**EXERCISE PROMPT**
Extract the text of every entry below exactly; leave images out.

START DATA FOR THE TASK

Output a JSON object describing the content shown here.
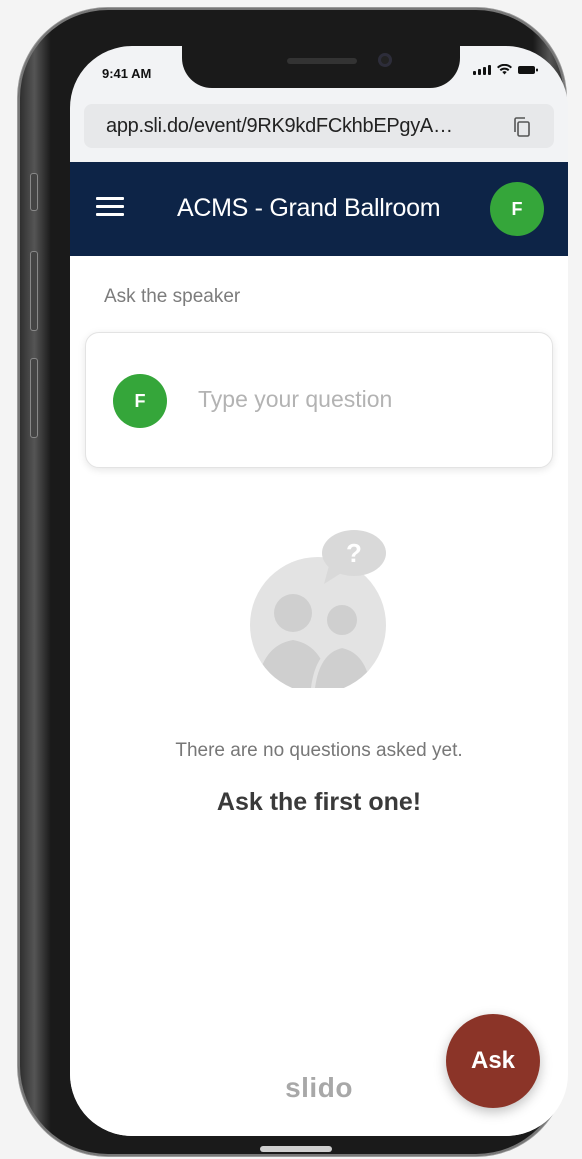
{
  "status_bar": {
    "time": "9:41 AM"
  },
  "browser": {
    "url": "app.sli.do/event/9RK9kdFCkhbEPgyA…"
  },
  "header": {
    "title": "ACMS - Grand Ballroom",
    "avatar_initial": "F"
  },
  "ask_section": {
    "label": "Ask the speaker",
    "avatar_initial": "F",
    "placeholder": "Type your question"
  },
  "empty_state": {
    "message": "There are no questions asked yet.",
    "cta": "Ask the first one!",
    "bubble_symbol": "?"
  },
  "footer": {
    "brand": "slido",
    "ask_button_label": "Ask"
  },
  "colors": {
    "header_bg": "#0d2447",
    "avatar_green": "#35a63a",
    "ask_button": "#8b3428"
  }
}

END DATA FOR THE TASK

**ANSWER FOR THIS EXERCISE**
Output a JSON object describing the content shown here.
{
  "status_bar": {
    "time": "9:41 AM"
  },
  "browser": {
    "url": "app.sli.do/event/9RK9kdFCkhbEPgyA…"
  },
  "header": {
    "title": "ACMS - Grand Ballroom",
    "avatar_initial": "F"
  },
  "ask_section": {
    "label": "Ask the speaker",
    "avatar_initial": "F",
    "placeholder": "Type your question"
  },
  "empty_state": {
    "message": "There are no questions asked yet.",
    "cta": "Ask the first one!",
    "bubble_symbol": "?"
  },
  "footer": {
    "brand": "slido",
    "ask_button_label": "Ask"
  },
  "colors": {
    "header_bg": "#0d2447",
    "avatar_green": "#35a63a",
    "ask_button": "#8b3428"
  }
}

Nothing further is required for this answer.